• Nike isn’t known for spurring entrepreneurial activity, but that’s changing.
  • Numerous Nike veterans, many with decades of experience, have started businesses in recent years.
  • They include footwear and apparel brands, as well as candle companies and a cremation business.

Nike cofounder Phil Knight’s best-selling memoir, “Shoe Dog,” focuses on the company’s scrappy, underdog, and entrepreneurial roots. 

Knight and Bill Bowerman launched Nike with a handshake, a tale known by all Nike employees. The waffle iron Bowerman used to invent Nike’s iconic waffle shoe is even on display in the company’s museum. 

“Nike is the quintessential entrepreneurial company,” the 14-year Nike veteran Kate Delhagen, who now works as an


angel investor

, said. “It was founded by Phil, who is entrepreneurial at his heart. That spirit blows through the company. A lot of us channel Phil’s lesson: $50 and a handshake, let’s go. Pour some ingredients in a mold and see if it works.”

Delhagen is among several Nike veterans who founded companies in recent years. They’re trying to disrupt everything from traditional Nike categories like workout apparel to industries like funeral services.

Knight is even getting in on the action. While he remains Nike’s chair emeritus, he helped launch a company last year that provides name, image, and likeness services for varsity athletes at the University of Oregon, his beloved alma mater. 

Delhagen pointed to several factors driving the surge in entrepreneurial activity, starting with Nike’s stock-market ascendancy. Founders often struggle to find startup capital, but their Nike shares, which doubled the market’s gain in the past decade, have given many former executives enough of a financial cushion to self-fund months, or even years, of a new venture.

In addition to financial capital, former Nike executives have enviable social capital, with thick Rolodexes of former colleagues and business partners. Several recent founders have hired other former Nike executives for important roles atop blooming organizational charts.

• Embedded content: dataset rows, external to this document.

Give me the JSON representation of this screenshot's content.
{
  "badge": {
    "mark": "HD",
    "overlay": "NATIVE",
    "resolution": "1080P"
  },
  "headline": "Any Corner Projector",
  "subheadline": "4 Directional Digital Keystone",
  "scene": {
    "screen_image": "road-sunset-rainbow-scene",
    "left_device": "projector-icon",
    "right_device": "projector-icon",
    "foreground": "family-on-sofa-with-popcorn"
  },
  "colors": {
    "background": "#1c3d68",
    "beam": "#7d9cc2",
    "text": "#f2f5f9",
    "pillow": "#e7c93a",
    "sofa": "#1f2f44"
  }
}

The founders and new hires include some former Nike employees who were let go in recent rounds of layoffs. 

“There are so many good people out there that have forgotten more about this business than a lot of people know,” Aaron Miller, an 18-year Nike veteran and founder of SoleWorks, said. “They’re just a phone call or a coffee away. Three years ago, five years ago, there was no way you were going to get that kind of knowledge on the street.” 

A final factor: Nike has gotten so big that it’s focusing its energy on the biggest ideas in its sights, things like the metaverse and film development. On a Monday earnings call, CEO John Donahoe mentioned a sustainable fabric in development that “could do for apparel what Flyknit did for footwear.” Flyknit hit $1 billion in sales in five years.

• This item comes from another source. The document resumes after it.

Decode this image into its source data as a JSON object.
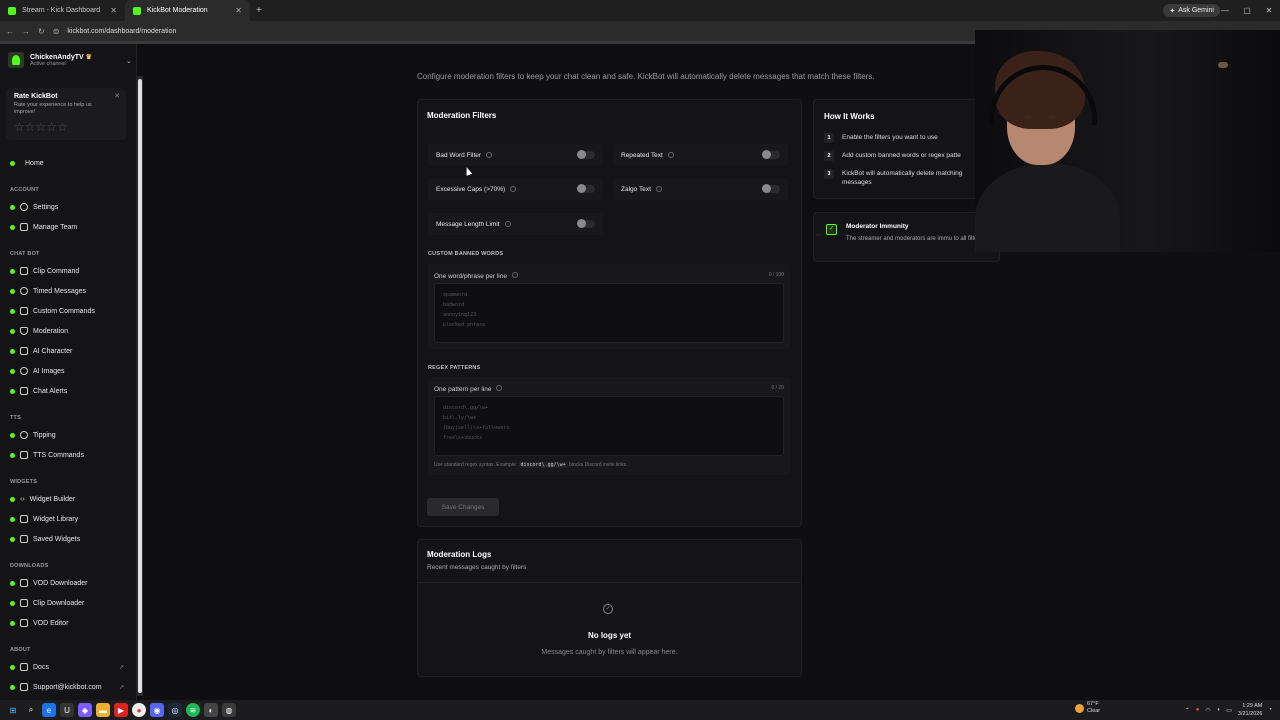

“If you can’t create a $1 billion business, it’s just not worth the squeeze for them,” Delhagen said. “There’s a lot of stuff you can do between $0 and $500 million.”

Here are 14 companies started recently by Nike veterans. The founders also give advice for those considering making the jump from the safety of a Fortune 100 to the high wire of running a startup.

By AKDSEO